“You can’t build a society that tells us to work and nothing else. We have to risk our lives to make rent, but can’t leave the house for anything else? You can’t have it both ways, that’s not sustainable,” she said. “It’s been an exhausting year.”
Whatever your status, here’s how you can make sex safer
As the pandemic approaches the year-long mark, people have adopted certain safety rules to reduce COVID-19 spread during intimacy.
Nate,* a Torontonian who works from home, said that someone being vaccinated isn’t a dealbreaker for being intimate, but it is “70 per cent” linked to his future dating plans. At the moment, he has decided not to have casual encounters with strangers, which he’s noted has made people on the gay dating apps he uses accuse him of being anxious.
“I’m not going to take a hospital bed away from someone who needs it more,” he would retort.
Monty*, a Canadian single mom with immunocompromised parents, has chosen to have casual relationships only with people she already knows until the vaccine is common, to keep her social bubble small and safe.
Alejandro sees vaccine status as a nice bonus, but not a deal-breaker. They’re making decisions to see those who take their health seriously, such as another essential worker who they know has been careful all year.
All these actions are steps that Canada’s top doctor has recommended to prevent COVID-19 transmission during intimacy: restricting numbers, foregoing sex, and having honest conversations about one’s health before doing the deed was among the advice given by Dr. Theresa Tam last year, along with wearing a mask during intercourse.
Watch: Canada’s chief public health officer Dr. Theresa Tam encourages face masks during sex. Story continues after the slideshow.
Barriers, like dental dams and glory holes, are also Canada-approved pandemic safe sex tools.
For those holding off on intimacy altogether, it’s worth knowing that the vaccine can eventually make casual sex safer for everyone.
“As more people do get vaccinated over the coming months, levels of disease in the community are going to drop.
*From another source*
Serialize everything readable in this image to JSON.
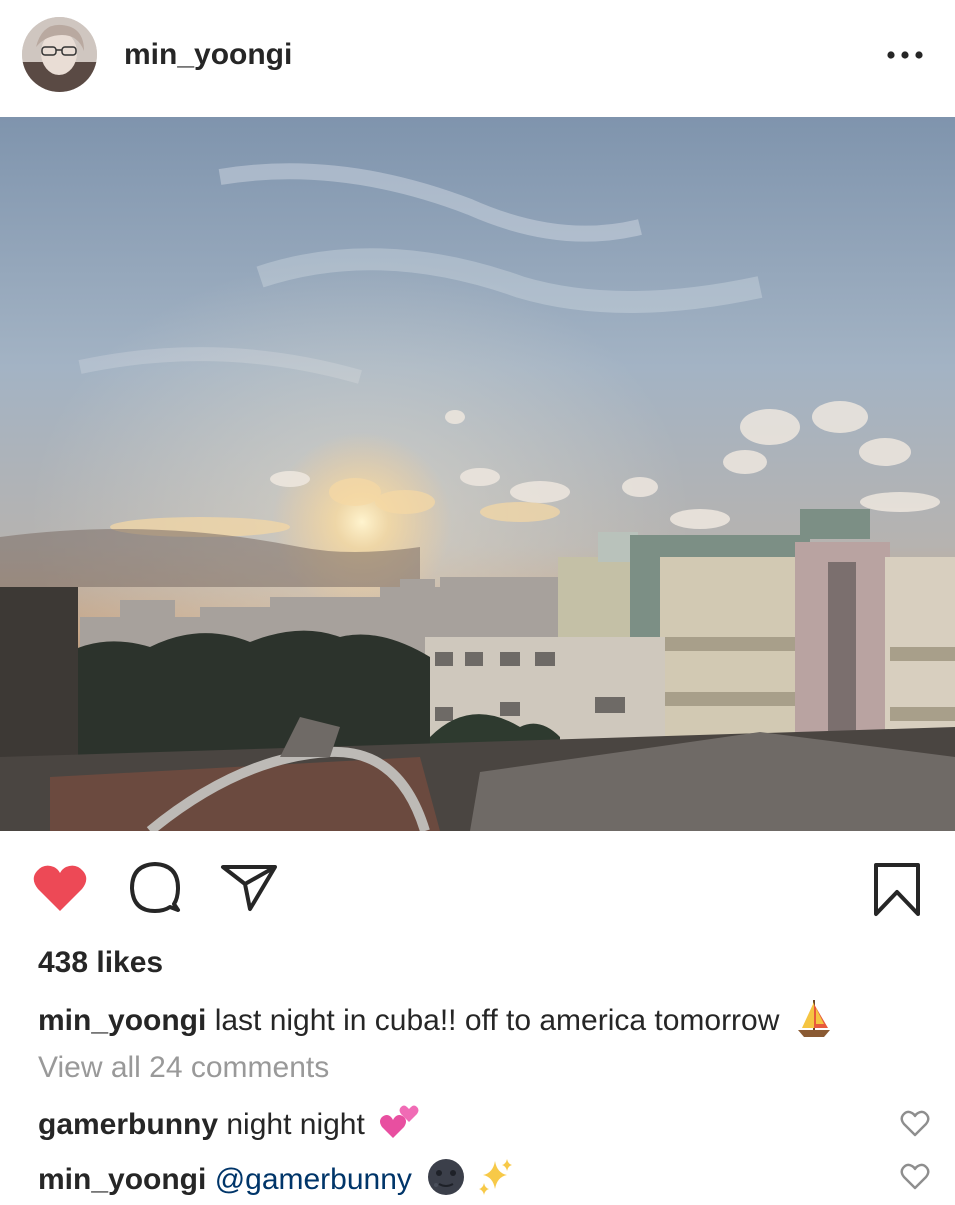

It’s going to make it safer to go on face-to-face dates and hookups,” they said. “Only by getting enough of the population vaccinated and bringing case numbers low can we return to normal life.”
*Names have been changed due to privacy concerns.